This battle against the Vikings took place in 871AD just four days after the battle at Reading, and while Alfred’s elder brother Æthelred was still king. This battle was an important victory for King Æthelred and Alfred, sandwiched between the two losses at Reading and Basing.
Potential locations for this battle can be divided into two areas. Firstly, the more western sites around White Horse Hill in Oxfordshire, and secondly, about twenty miles to the east, sites on the Downs near Moulsford and Streatley, mainly in Oxfordshire but close to the modern boundary with Berkshire to the south.
This post looks at the first set of sites. I shall come clean and say that I think the evidence fits better with the second group, which will be the subject of another post. Look out for Ashdown Part 2! However, there has been a strong tradition that the battle took place at or near to White Horse Hill, and what better excuse is required to explore this lovely part of England?
I hadn’t been to White Horse Hill for many years. I certainly can’t recall the red kites and ravens that are present there now. It is a beautiful place, but viewing the white horse from the ground isn’t easy. I heard that the best view was from Dragon Hill, but it wasn’t clear from there either. I think our ancestors must have intended it to be best appreciated from the sky.
The presence of a white horse has been used to support the argument as to why this was the location of the Battle of Ashdown. Because there is a white horse near where the Battle of Ethandun is thought to have been fought, people seem to have assumed that this white horse in Oxfordshire denotes the Battle of Ashdown. There is no evidence that Alfred’s battle sites are connected to the presence of white horses.
The large Iron Age Uffington Fort is almost adjacent to the white horse, and, perhaps unsurprisingly, this has been drawn into the tale of the Battle of Ashdown as being the possible Viking base.
The site is clearly significant because of the horse, the fort and the Ridgeway running alongside. A short distance west along the Ridgeway is Wayland’s Smithy, a famous Neolithic long barrow and tomb.
Heading in the other direction along the Ridgeway one comes to Blowingstone Hill.According to legend, Alfred rode up this hill and summoned his men by calling through aperforated sarsen stone that is now known as the Blowing Stone. Almost unbelievably, the reputed Blowing Stone is at the side of the road near a cottage as you drop down into Kingston Lisle. Leaflets were available, which had the following instruction: “The secret is simply to close the hole completely with the mouth and then blow”
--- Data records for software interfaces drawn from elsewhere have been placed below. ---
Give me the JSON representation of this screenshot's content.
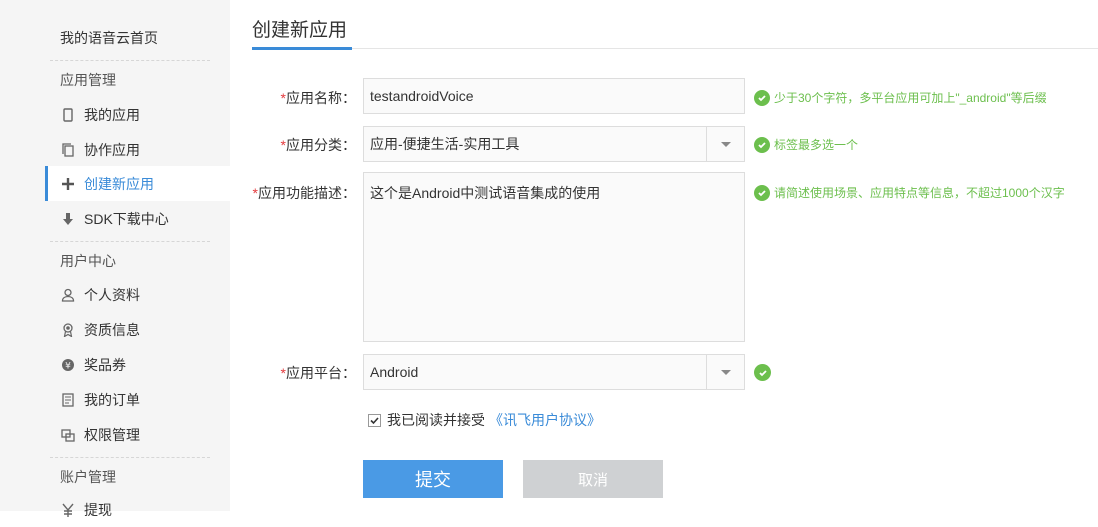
{
  "sidebar": {
    "home": "我的语音云首页",
    "groups": [
      "应用管理",
      "用户中心",
      "账户管理"
    ],
    "items": [
      {
        "label": "我的应用",
        "icon": "phone-icon"
      },
      {
        "label": "协作应用",
        "icon": "copy-icon"
      },
      {
        "label": "创建新应用",
        "icon": "plus-icon"
      },
      {
        "label": "SDK下载中心",
        "icon": "download-icon"
      },
      {
        "label": "个人资料",
        "icon": "user-icon"
      },
      {
        "label": "资质信息",
        "icon": "award-icon"
      },
      {
        "label": "奖品券",
        "icon": "coin-icon"
      },
      {
        "label": "我的订单",
        "icon": "order-icon"
      },
      {
        "label": "权限管理",
        "icon": "permission-icon"
      },
      {
        "label": "提现",
        "icon": "yen-icon"
      }
    ]
  },
  "main": {
    "title": "创建新应用",
    "form": {
      "name": {
        "label": "应用名称：",
        "value": "testandroidVoice",
        "hint": "少于30个字符，多平台应用可加上\"_android\"等后缀"
      },
      "category": {
        "label": "应用分类：",
        "value": "应用-便捷生活-实用工具",
        "hint": "标签最多选一个"
      },
      "description": {
        "label": "应用功能描述：",
        "value": "这个是Android中测试语音集成的使用",
        "hint": "请简述使用场景、应用特点等信息，不超过1000个汉字"
      },
      "platform": {
        "label": "应用平台：",
        "value": "Android"
      },
      "required_mark": "*"
    },
    "agreement": {
      "text": "我已阅读并接受",
      "link": "《讯飞用户协议》",
      "checked": true
    },
    "buttons": {
      "submit": "提交",
      "cancel": "取消"
    }
  },
  "colors": {
    "accent": "#3a8bd8",
    "hint_green": "#6cbf4d",
    "required_red": "#e4393c"
  }
}
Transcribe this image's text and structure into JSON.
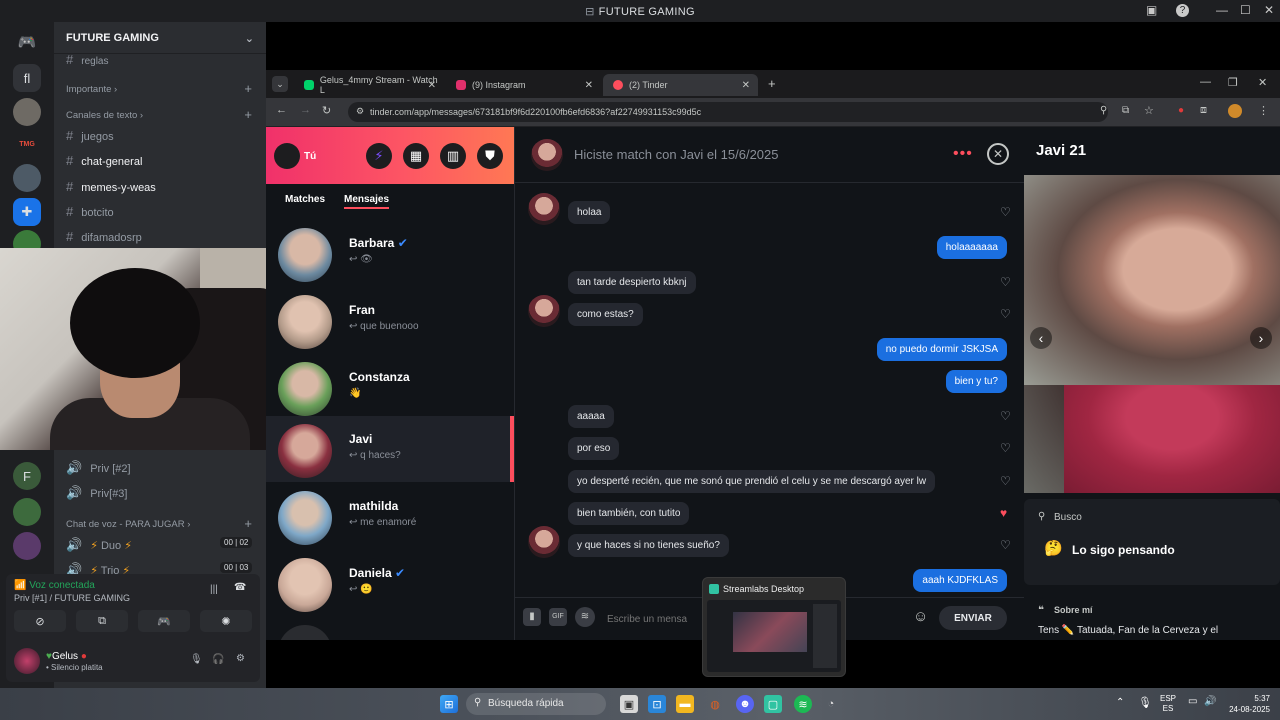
{
  "window": {
    "title": "FUTURE GAMING"
  },
  "discord": {
    "server_name": "FUTURE GAMING",
    "channels_top": [
      "reglas"
    ],
    "category_important": "Importante",
    "category_text": "Canales de texto",
    "text_channels": [
      "juegos",
      "chat-general",
      "memes-y-weas",
      "botcito",
      "difamadosrp"
    ],
    "voice_channels": [
      "Priv [#2]",
      "Priv[#3]"
    ],
    "category_voice_play": "Chat de voz - PARA JUGAR",
    "play_channels": [
      {
        "name": "Duo",
        "count_a": "00",
        "count_b": "02"
      },
      {
        "name": "Trio",
        "count_a": "00",
        "count_b": "03"
      }
    ],
    "voice_status": "Voz conectada",
    "voice_location": "Priv [#1] / FUTURE GAMING",
    "user_name": "Gelus",
    "user_status": "• Silencio platita",
    "rail_label_tmg": "TMG"
  },
  "browser": {
    "tabs": [
      {
        "label": "Gelus_4mmy Stream - Watch L",
        "color": "#00d26a"
      },
      {
        "label": "(9) Instagram",
        "color": "#e1306c"
      },
      {
        "label": "(2) Tinder",
        "color": "#fd4e5d"
      }
    ],
    "url": "tinder.com/app/messages/673181bf9f6d220100fb6efd6836?af22749931153c99d5c"
  },
  "tinder": {
    "user_label": "Tú",
    "tab_matches": "Matches",
    "tab_messages": "Mensajes",
    "conversations": [
      {
        "name": "Barbara",
        "preview": "↩ 👁",
        "verified": true
      },
      {
        "name": "Fran",
        "preview": "↩ que buenooo",
        "verified": false
      },
      {
        "name": "Constanza",
        "preview": "👋",
        "verified": false
      },
      {
        "name": "Javi",
        "preview": "↩ q haces?",
        "verified": false
      },
      {
        "name": "mathilda",
        "preview": "↩ me enamoré",
        "verified": false
      },
      {
        "name": "Daniela",
        "preview": "↩ 🙂",
        "verified": true
      }
    ],
    "match_header": "Hiciste match con Javi el 15/6/2025",
    "messages": [
      {
        "text": "holaa",
        "dir": "in"
      },
      {
        "text": "holaaaaaaa",
        "dir": "out"
      },
      {
        "text": "tan tarde despierto kbknj",
        "dir": "in"
      },
      {
        "text": "como estas?",
        "dir": "in"
      },
      {
        "text": "no puedo dormir JSKJSA",
        "dir": "out"
      },
      {
        "text": "bien y tu?",
        "dir": "out"
      },
      {
        "text": "aaaaa",
        "dir": "in"
      },
      {
        "text": "por eso",
        "dir": "in"
      },
      {
        "text": "yo desperté recién, que me sonó que prendió el celu y se me descargó ayer lw",
        "dir": "in"
      },
      {
        "text": "bien también, con tutito",
        "dir": "in"
      },
      {
        "text": "y que haces si no tienes sueño?",
        "dir": "in"
      },
      {
        "text": "aaah KJDFKLAS",
        "dir": "out"
      }
    ],
    "composer_placeholder": "Escribe un mensa",
    "send_label": "ENVIAR",
    "gif_label": "GIF",
    "profile": {
      "name_age": "Javi 21",
      "busco_label": "Busco",
      "busco_value": "Lo sigo pensando",
      "about_label": "Sobre mí",
      "about_text": "Tens ✏️ Tatuada, Fan de la Cerveza y el"
    }
  },
  "streamlabs": {
    "title": "Streamlabs Desktop"
  },
  "taskbar": {
    "search_placeholder": "Búsqueda rápida",
    "lang_top": "ESP",
    "lang_bottom": "ES",
    "time": "5:37",
    "date": "24-08-2025"
  }
}
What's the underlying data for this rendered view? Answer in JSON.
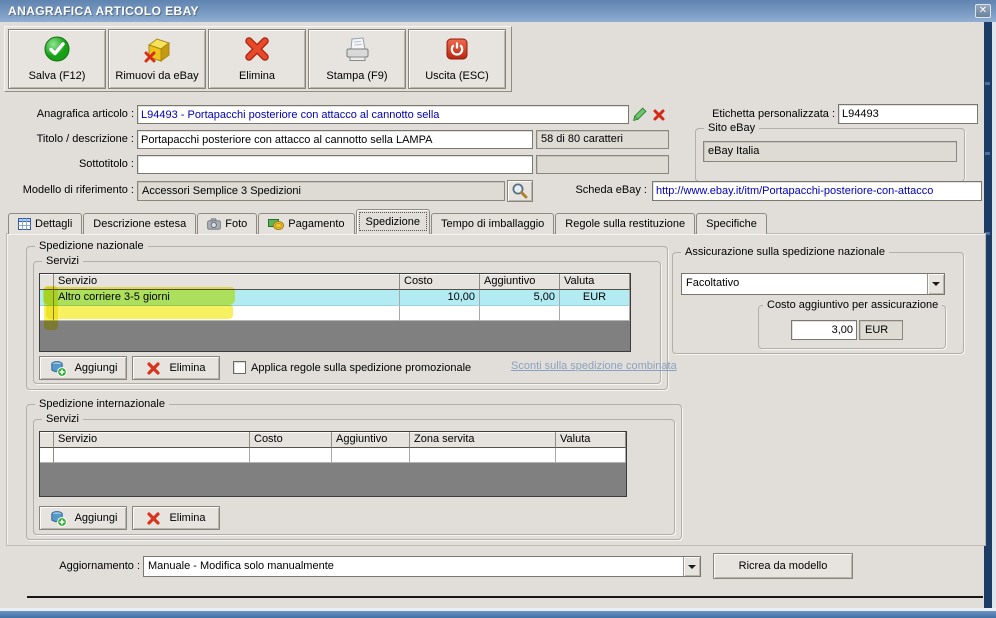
{
  "window": {
    "title": "ANAGRAFICA ARTICOLO EBAY",
    "close_glyph": "✕"
  },
  "toolbar": {
    "buttons": [
      {
        "label": "Salva (F12)",
        "icon": "check-circle-icon"
      },
      {
        "label": "Rimuovi da eBay",
        "icon": "package-remove-icon"
      },
      {
        "label": "Elimina",
        "icon": "red-x-icon"
      },
      {
        "label": "Stampa (F9)",
        "icon": "printer-icon"
      },
      {
        "label": "Uscita (ESC)",
        "icon": "power-icon"
      }
    ]
  },
  "form": {
    "anagrafica_label": "Anagrafica articolo :",
    "anagrafica_value": "L94493 - Portapacchi posteriore con attacco al cannotto sella",
    "etichetta_label": "Etichetta personalizzata :",
    "etichetta_value": "L94493",
    "titolo_label": "Titolo / descrizione :",
    "titolo_value": "Portapacchi posteriore con attacco al cannotto sella LAMPA",
    "titolo_counter": "58 di 80 caratteri",
    "sito_group": "Sito eBay",
    "sito_value": "eBay Italia",
    "sottotitolo_label": "Sottotitolo :",
    "sottotitolo_value": "",
    "modello_label": "Modello di riferimento :",
    "modello_value": "Accessori Semplice 3 Spedizioni",
    "scheda_label": "Scheda eBay :",
    "scheda_value": "http://www.ebay.it/itm/Portapacchi-posteriore-con-attacco"
  },
  "tabs": {
    "items": [
      {
        "label": "Dettagli"
      },
      {
        "label": "Descrizione estesa"
      },
      {
        "label": "Foto"
      },
      {
        "label": "Pagamento"
      },
      {
        "label": "Spedizione"
      },
      {
        "label": "Tempo di imballaggio"
      },
      {
        "label": "Regole sulla restituzione"
      },
      {
        "label": "Specifiche"
      }
    ],
    "active": "Spedizione"
  },
  "national": {
    "group_title": "Spedizione nazionale",
    "services_title": "Servizi",
    "table": {
      "headers": [
        "Servizio",
        "Costo",
        "Aggiuntivo",
        "Valuta"
      ],
      "rows": [
        {
          "servizio": "Altro corriere 3-5 giorni",
          "costo": "10,00",
          "aggiuntivo": "5,00",
          "valuta": "EUR"
        }
      ]
    },
    "add_label": "Aggiungi",
    "delete_label": "Elimina",
    "checkbox_label": "Applica regole sulla spedizione promozionale",
    "checkbox_checked": false,
    "link_label": "Sconti sulla spedizione combinata"
  },
  "insurance": {
    "group_title": "Assicurazione sulla spedizione nazionale",
    "dropdown_value": "Facoltativo",
    "cost_group": "Costo aggiuntivo per assicurazione",
    "cost_value": "3,00",
    "currency": "EUR"
  },
  "international": {
    "group_title": "Spedizione internazionale",
    "services_title": "Servizi",
    "table": {
      "headers": [
        "Servizio",
        "Costo",
        "Aggiuntivo",
        "Zona servita",
        "Valuta"
      ],
      "rows": []
    },
    "add_label": "Aggiungi",
    "delete_label": "Elimina"
  },
  "footer": {
    "update_label": "Aggiornamento :",
    "update_value": "Manuale - Modifica solo manualmente",
    "recreate_label": "Ricrea da modello"
  },
  "colors": {
    "titlebar_blue": "#7899c2",
    "selected_row_cyan": "#b2ecf2",
    "marker_yellow": "#f2e900",
    "link_blue_gray": "#8aa2c0",
    "value_navy": "#0000b4",
    "grid_gray": "#808080"
  }
}
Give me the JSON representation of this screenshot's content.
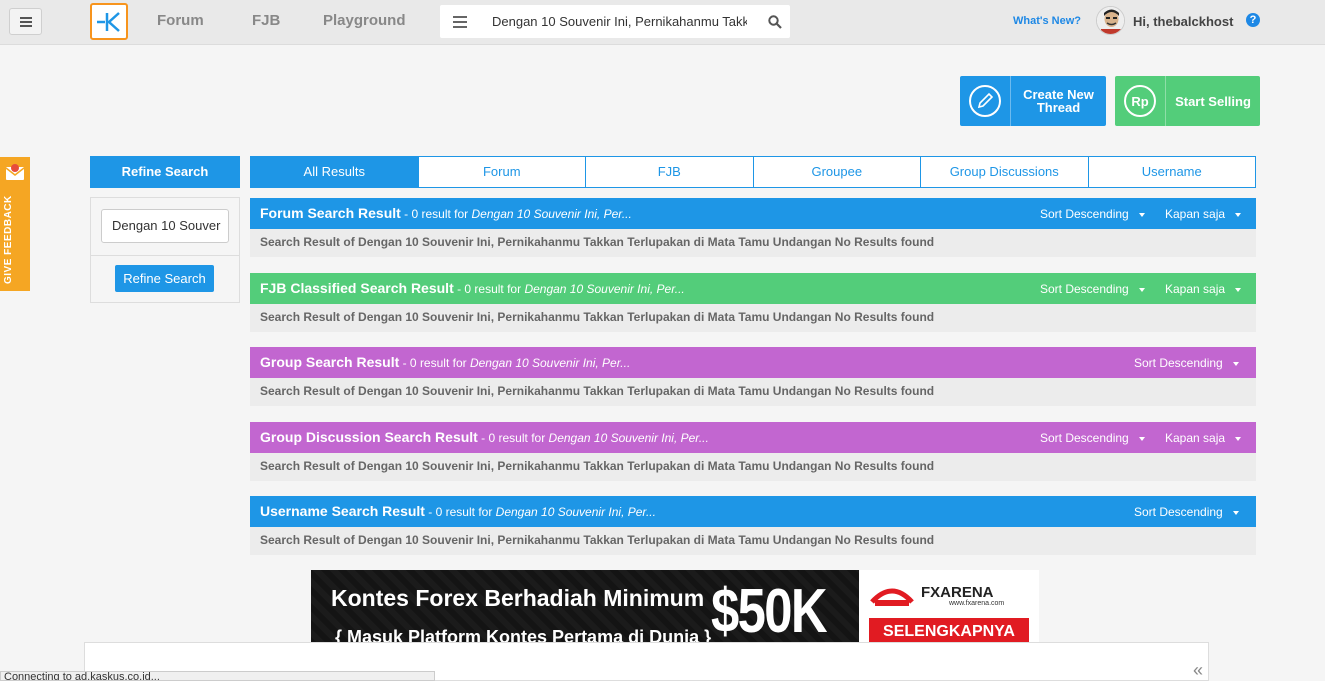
{
  "nav": {
    "links": [
      "Forum",
      "FJB",
      "Playground"
    ],
    "search_value": "Dengan 10 Souvenir Ini, Pernikahanmu Takk",
    "whats_new": "What's New?",
    "greeting": "Hi, thebalckhost",
    "help": "?"
  },
  "actions": {
    "create_thread": "Create New Thread",
    "start_selling": "Start Selling",
    "rp_label": "Rp"
  },
  "feedback": {
    "label": "GIVE FEEDBACK"
  },
  "refine": {
    "header": "Refine Search",
    "input_value": "Dengan 10 Souver",
    "button": "Refine Search"
  },
  "tabs": [
    "All Results",
    "Forum",
    "FJB",
    "Groupee",
    "Group Discussions",
    "Username"
  ],
  "results": [
    {
      "title": "Forum Search Result",
      "count": " - 0 result for ",
      "query": "Dengan 10 Souvenir Ini, Per...",
      "sort": "Sort Descending",
      "time": "Kapan saja",
      "body": "Search Result of Dengan 10 Souvenir Ini, Pernikahanmu Takkan Terlupakan di Mata Tamu Undangan No Results found",
      "color": "#1e96e6"
    },
    {
      "title": "FJB Classified Search Result",
      "count": " - 0 result for ",
      "query": "Dengan 10 Souvenir Ini, Per...",
      "sort": "Sort Descending",
      "time": "Kapan saja",
      "body": "Search Result of Dengan 10 Souvenir Ini, Pernikahanmu Takkan Terlupakan di Mata Tamu Undangan No Results found",
      "color": "#53cd7a"
    },
    {
      "title": "Group Search Result",
      "count": " - 0 result for ",
      "query": "Dengan 10 Souvenir Ini, Per...",
      "sort": "Sort Descending",
      "time": "",
      "body": "Search Result of Dengan 10 Souvenir Ini, Pernikahanmu Takkan Terlupakan di Mata Tamu Undangan No Results found",
      "color": "#c266d0"
    },
    {
      "title": "Group Discussion Search Result",
      "count": " - 0 result for ",
      "query": "Dengan 10 Souvenir Ini, Per...",
      "sort": "Sort Descending",
      "time": "Kapan saja",
      "body": "Search Result of Dengan 10 Souvenir Ini, Pernikahanmu Takkan Terlupakan di Mata Tamu Undangan No Results found",
      "color": "#c266d0"
    },
    {
      "title": "Username Search Result",
      "count": " - 0 result for ",
      "query": "Dengan 10 Souvenir Ini, Per...",
      "sort": "Sort Descending",
      "time": "",
      "body": "Search Result of Dengan 10 Souvenir Ini, Pernikahanmu Takkan Terlupakan di Mata Tamu Undangan No Results found",
      "color": "#1e96e6"
    }
  ],
  "ad": {
    "line1": "Kontes Forex Berhadiah Minimum",
    "line2": "{ Masuk Platform Kontes Pertama di Dunia }",
    "amount": "$50K",
    "brand": "FXARENA",
    "url": "www.fxarena.com",
    "cta": "SELENGKAPNYA"
  },
  "status": "Connecting to ad.kaskus.co.id...",
  "colors": {
    "primary": "#1e96e6",
    "green": "#53cd7a",
    "purple": "#c266d0",
    "orange": "#f5a623",
    "logo_orange": "#f7941d"
  }
}
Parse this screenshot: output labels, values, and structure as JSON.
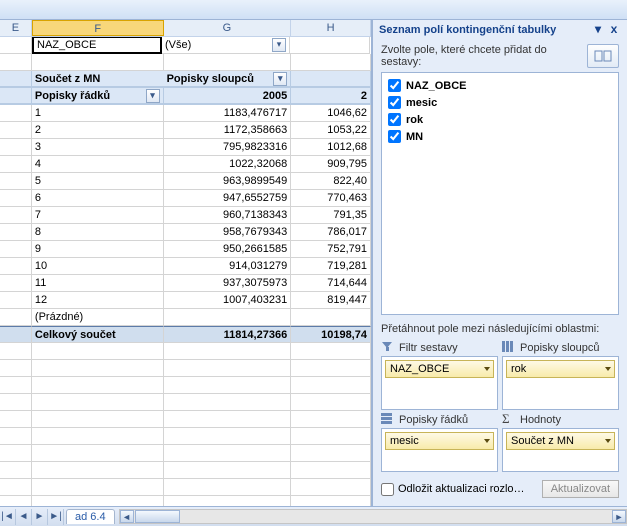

This presented three problems. Firstly, which of the several available holes should I blow in to? Secondly, hygiene. And thirdly, all of the holes were filled with dead leaves. So I gave it a miss.
A location called Alfred’s Castle is a Bronze Age enclosure near Ashdown House, just south of Ashbury, and in Victorian times was considered a possible location for the Wessex troops prior to the Battle of Ashdown.
However, there is no evidence that the site called Alfred’s Castle was called this prior to the 19th century. I have read that it was previously called Ashbury, with that name apparently later transferred to the nearby village, although I have been unable to prove either of those points. It seems likely that a Latin charter issued in 840 at Southampton by King Alfred’s father Æthelwulf relates to Ashbury (as Aysheburi) and Ashdown (as Aysshedoune). We are not provided with any information as to where these places called Aysheburi and Aysshedoune were, but the Berkshire Ashbury seems likely, based on the details provided in the subsequent charter. There is a clear similarity to Æscesdun (how the site of the battle is named in both the Old English of the Anglo Saxon Chronicles and the Latin of Asser, who also calls it Mons Fraxini, although it seems that this may have just been his direct translation of Æscesdun) but the differences will also be noted. However, that the Aysshe element was mutable to Aesce seems to be supported by a later charter, also issued by Aethelwulf at an unstated location, in 856, where a place named Æscesbyrig seems to be Ashbury, because geographical features are mentioned (actually of the adjacent settlement of Woolstone). This charter is slightly more challenged as to its authenticity, although the information relating to place-names may still be correct.
The granting by King Alfred’s father of land at a place called Aysshedoune certainly raises the prospect of the Battle of Ashdown having been fought in this area. However, places beginning with variants of “Ash” were and still are common. The evidence for the locations I describe in Part 2, where there was an area called Æscesdun, seems to me to be slightly stronger, although I can’t guarantee that I will maintain this position as I continue to look at and review new evidence. Ashdown House is 17th century. It is not possible for me to say whether Ashdown House has drawn its name from local legends (or the truth!) about the Battle of Ashdown or if it has preserved the name of Aysshedoune through some route (see above).
There is much more about the travels of King Alfred in my book, including maps and references. Click or tap on the image below to learn more about the book.